Miller and Hayes are perfect examples of players who would have saved the Rangers money down the line had the team taken a longer approach with them after their ELCs expired. Miller specifically is going to cost the Rangers at least a couple of million dollars more than he probably could have been tagged for last year (more on that here). Notably, only Ryan McDonagh avoided the forced bridge deal, and that has turned out to be the Rangers best contract.

Zibanejad is coming off a 37-point campaign in 56 games. Even factoring out his the mid-season injury that cost him some of his mojo, he still finished the year at a 54-point pace. Before he got hurt and his line mates were taken away, Zibanejad was part of the hottest line in hockey with Pavel Buchnevich and Chris Kreider. Then in the playoffs, he might have been the Rangers best forward offensively.

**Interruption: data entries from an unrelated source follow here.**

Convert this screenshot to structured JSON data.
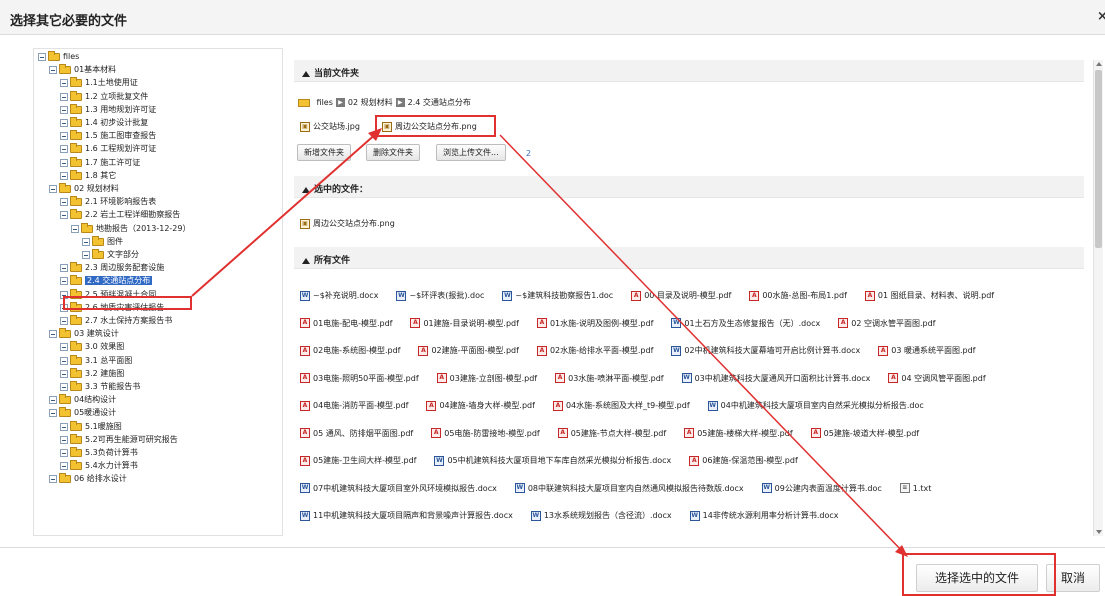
{
  "dialog": {
    "title": "选择其它必要的文件",
    "close": "×"
  },
  "tree": [
    {
      "label": "files",
      "depth": 0
    },
    {
      "label": "01基本材料",
      "depth": 1
    },
    {
      "label": "1.1土地使用证",
      "depth": 2
    },
    {
      "label": "1.2 立项批复文件",
      "depth": 2
    },
    {
      "label": "1.3 用地规划许可证",
      "depth": 2
    },
    {
      "label": "1.4 初步设计批复",
      "depth": 2
    },
    {
      "label": "1.5 施工图审查报告",
      "depth": 2
    },
    {
      "label": "1.6 工程规划许可证",
      "depth": 2
    },
    {
      "label": "1.7 施工许可证",
      "depth": 2
    },
    {
      "label": "1.8 其它",
      "depth": 2
    },
    {
      "label": "02 规划材料",
      "depth": 1
    },
    {
      "label": "2.1 环境影响报告表",
      "depth": 2
    },
    {
      "label": "2.2 岩土工程详细勘察报告",
      "depth": 2
    },
    {
      "label": "地勘报告（2013-12-29）",
      "depth": 3
    },
    {
      "label": "图件",
      "depth": 4
    },
    {
      "label": "文字部分",
      "depth": 4
    },
    {
      "label": "2.3 周边服务配套设施",
      "depth": 2
    },
    {
      "label": "2.4 交通站点分布",
      "depth": 2,
      "selected": true
    },
    {
      "label": "2.5 预拌混凝土合同",
      "depth": 2
    },
    {
      "label": "2.6 地质灾害评估报告",
      "depth": 2
    },
    {
      "label": "2.7 水土保持方案报告书",
      "depth": 2
    },
    {
      "label": "03 建筑设计",
      "depth": 1
    },
    {
      "label": "3.0 效果图",
      "depth": 2
    },
    {
      "label": "3.1 总平面图",
      "depth": 2
    },
    {
      "label": "3.2 建施图",
      "depth": 2
    },
    {
      "label": "3.3 节能报告书",
      "depth": 2
    },
    {
      "label": "04结构设计",
      "depth": 1
    },
    {
      "label": "05暖通设计",
      "depth": 1
    },
    {
      "label": "5.1暖施图",
      "depth": 2
    },
    {
      "label": "5.2可再生能源可研究报告",
      "depth": 2
    },
    {
      "label": "5.3负荷计算书",
      "depth": 2
    },
    {
      "label": "5.4水力计算书",
      "depth": 2
    },
    {
      "label": "06 给排水设计",
      "depth": 1
    }
  ],
  "current_folder": {
    "heading": "当前文件夹",
    "breadcrumb": [
      "files",
      "02 规划材料",
      "2.4 交通站点分布"
    ],
    "files": [
      {
        "name": "公交站场.jpg",
        "icon": "image-icon"
      },
      {
        "name": "周边公交站点分布.png",
        "icon": "image-icon"
      }
    ],
    "buttons": {
      "new_folder": "新增文件夹",
      "delete_folder": "删除文件夹",
      "browse_upload": "浏览上传文件..."
    },
    "stray": "2"
  },
  "selected_files": {
    "heading": "选中的文件：",
    "files": [
      {
        "name": "周边公交站点分布.png",
        "icon": "image-icon"
      }
    ]
  },
  "all_files": {
    "heading": "所有文件",
    "rows": [
      [
        {
          "name": "~$补充说明.docx",
          "icon": "word-icon"
        },
        {
          "name": "~$环评表(报批).doc",
          "icon": "word-icon"
        },
        {
          "name": "~$建筑科技勘察报告1.doc",
          "icon": "word-icon"
        },
        {
          "name": "00 目录及说明-模型.pdf",
          "icon": "pdf-icon"
        },
        {
          "name": "00水施-总图-布局1.pdf",
          "icon": "pdf-icon"
        },
        {
          "name": "01 图纸目录、材料表、说明.pdf",
          "icon": "pdf-icon"
        }
      ],
      [
        {
          "name": "01电施-配电-模型.pdf",
          "icon": "pdf-icon"
        },
        {
          "name": "01建施-目录说明-模型.pdf",
          "icon": "pdf-icon"
        },
        {
          "name": "01水施-说明及图例-模型.pdf",
          "icon": "pdf-icon"
        },
        {
          "name": "01土石方及生态修复报告（无）.docx",
          "icon": "word-icon"
        },
        {
          "name": "02 空调水管平面图.pdf",
          "icon": "pdf-icon"
        }
      ],
      [
        {
          "name": "02电施-系统图-模型.pdf",
          "icon": "pdf-icon"
        },
        {
          "name": "02建施-平面图-模型.pdf",
          "icon": "pdf-icon"
        },
        {
          "name": "02水施-给排水平面-模型.pdf",
          "icon": "pdf-icon"
        },
        {
          "name": "02中机建筑科技大厦幕墙可开启比例计算书.docx",
          "icon": "word-icon"
        },
        {
          "name": "03 暖通系统平面图.pdf",
          "icon": "pdf-icon"
        }
      ],
      [
        {
          "name": "03电施-照明50平面-模型.pdf",
          "icon": "pdf-icon"
        },
        {
          "name": "03建施-立剖图-模型.pdf",
          "icon": "pdf-icon"
        },
        {
          "name": "03水施-喷淋平面-模型.pdf",
          "icon": "pdf-icon"
        },
        {
          "name": "03中机建筑科技大厦通风开口面积比计算书.docx",
          "icon": "word-icon"
        },
        {
          "name": "04 空调风管平面图.pdf",
          "icon": "pdf-icon"
        }
      ],
      [
        {
          "name": "04电施-消防平面-模型.pdf",
          "icon": "pdf-icon"
        },
        {
          "name": "04建施-墙身大样-模型.pdf",
          "icon": "pdf-icon"
        },
        {
          "name": "04水施-系统图及大样_t9-模型.pdf",
          "icon": "pdf-icon"
        },
        {
          "name": "04中机建筑科技大厦项目室内自然采光模拟分析报告.doc",
          "icon": "word-icon"
        }
      ],
      [
        {
          "name": "05 通风、防排烟平面图.pdf",
          "icon": "pdf-icon"
        },
        {
          "name": "05电施-防雷接地-模型.pdf",
          "icon": "pdf-icon"
        },
        {
          "name": "05建施-节点大样-模型.pdf",
          "icon": "pdf-icon"
        },
        {
          "name": "05建施-楼梯大样-模型.pdf",
          "icon": "pdf-icon"
        },
        {
          "name": "05建施-坡道大样-模型.pdf",
          "icon": "pdf-icon"
        }
      ],
      [
        {
          "name": "05建施-卫生间大样-模型.pdf",
          "icon": "pdf-icon"
        },
        {
          "name": "05中机建筑科技大厦项目地下车库自然采光模拟分析报告.docx",
          "icon": "word-icon"
        },
        {
          "name": "06建施-保温范围-模型.pdf",
          "icon": "pdf-icon"
        }
      ],
      [
        {
          "name": "07中机建筑科技大厦项目室外风环境模拟报告.docx",
          "icon": "word-icon"
        },
        {
          "name": "08中联建筑科技大厦项目室内自然通风模拟报告待数版.docx",
          "icon": "word-icon"
        },
        {
          "name": "09公建内表面温度计算书.doc",
          "icon": "word-icon"
        },
        {
          "name": "1.txt",
          "icon": "text-icon"
        }
      ],
      [
        {
          "name": "11中机建筑科技大厦项目隔声和背景噪声计算报告.docx",
          "icon": "word-icon"
        },
        {
          "name": "13水系统规划报告（含径流）.docx",
          "icon": "word-icon"
        },
        {
          "name": "14非传统水源利用率分析计算书.docx",
          "icon": "word-icon"
        }
      ]
    ]
  },
  "footer": {
    "confirm": "选择选中的文件",
    "cancel": "取消"
  },
  "colors": {
    "highlight": "#e03030",
    "selection": "#316ac5",
    "folder": "#f2c230",
    "pdf": "#c62828",
    "word": "#2b579a"
  }
}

Assuming Zibanejad won’t continue to grow is foolish and if the Rangers bridge him at (say) $3.5-million only to find a 65+ point player in two years, they’re going to once again handcuff themselves to needing to shell out far more money tomorrow than they would have had to today – on a long-term contract that would likely run past his prime. (We talked about this on the podcast last week, which you should subscribe to, give five stars, and leave a nice comment about. Or even donate on the Patreon if you can.)

There is a fair amount of evidence that (at the very worst) Zibanejad is a 50-point player who can handle himself in his own zone. His shot can be devastatingly lethal when it’s on target, and his vision is something every team would love to have. For a guy who won’t turn 25 until April, there’s so much to love about him and so few drawbacks. In his 337 games in the NHL he has accumulated 188 points that has averaged into 0.56 points per game (which is a 46-point average per 82 games). That includes his first two professional years where he only accumulated 53 points in 111 games.

A “show me” deal (or a bridge deal) makes sense when you have a player who is expected to do good things but really hasn’t delivered yet. Kreider is a good example of someone who didn’t cost the Rangers all that much more because of a bridge deal. Miller will more than likely be a player who will prove the Rangers should have locked him up cheaper when they had the opportunity to earlier.

Learning this lesson with Miller would help the Rangers a lot here. Inking Zibanejad to a five or six year deal in the $4.5-million neighborhood would be exactly what the doctor ordered. For Zibanejad, it would guarantee him substantial money right now and allow him to become a UFA at 29, when he still would be able to sign another long-term contract. On the team side, it would ensure the Rangers have a key player locked up for the foreseeable future.

To bridge him would be repeating past mistakes.

Glen Sather was bad at learning those lessons.

Let’s hope Jeff Gorton isn’t.